MP Tony Zappiastared solemnly into the fearful, watery eyes of those he was elected to serve and protect. The attendees includedSaru Rana, Umesh Nagasandra, Priya and NeelamNagundla and many other community leaders who pleaded for the restoration of civility and the basic human right of personal safety when walking in public areas during the day.
Mr Zappia was amongst a room full of dignitaries who came together for a candlelight vigil to respect the life of a beautiful young woman who a few weeks ago while walking home from work in Sydney, was savagely murdered for no reason. Her killer had no motive, no purpose to attack. She was not robbed nor was she sexually assaulted. She was purely preyed upon by a sickening human being who mindlessly found some thrill in ending her life.
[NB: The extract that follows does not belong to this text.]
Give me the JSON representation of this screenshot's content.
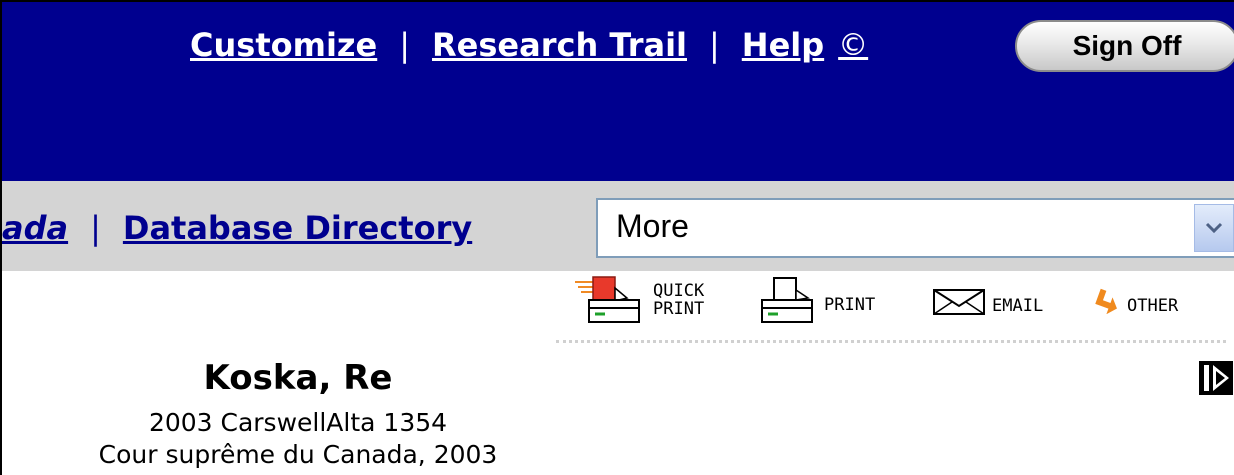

Her hysterical husband whom she was talking to by phone when attacked, helplessly heard her terror and gargled screams through the entire ordeal…including the horror of her gasping death. Nobody was there to protect her.
Mrs Saru Rana spoke emotionally and pleaded with the police and law makers that the perpetrators should be caught and brought to justice.
Umesh Nagasandra spoke and gave a strong message to politicians that they must bring justice and requested to bring more resources to this case. He requested the communities to be vigil at all times and act as eyes and ears to the police department and report any suspicious or unlawful activity on the onset.
Mrs Neelam stated quite vocally, “Is this an Australian society we should settle for? Should we accept the apparentvalue of our kids’ and grandchildren’s lives that they may be discarded in so inexcusablea failure of community security? Do we acknowledge that such an act will conclusively happen in South Australia to our own wife, sister, mother or friend in a state that diverts resources from police to myriad of other, less pressing expenditures? Is this what we want? Is this acceptable government?”
If the government can recognise that preventing cars speeding evades paraplegia or death; and that educating people to not smoke averts excruciating deaths by cancer; and that funding preventative strategy aimed at people who might otherwise speed or smoke…there is also a moral obligation that it fund security measures that protect innocent Australians who don’t want Adelaide to descend into asqualidcity that is no longer safe to walk. In as much as taxes can create a quality of life, few would forego the safety of their family walking home from school or work, for any other publicly funded state luxury.
The time for passive fear has ended; the time for corrective action has begun.
The committee of imminent persons that were amongst MP Tony Zappia at that heartbreaking vigil, call on the South Australian Government to convene a Round Table of appropriate representatives from the police, bureaucrats, local government, business leaders, community leaders and the legal profession to undertake a mandate to make our streets safer. Perhaps that one human life lost can save hundreds over a generation. For the greatest part of ourselves that justifies us to act swiftly is actually perfectly evident when we clutch those we love the most.
MrDilipChurluley and Mr Sharma read a prayer for the departed soul to rest in peace.
Many VIPs attended the candlelight vigil in honour of the life of PrabhaArun Kumar. These included politicians, councillors, prominent business identities and members of the public.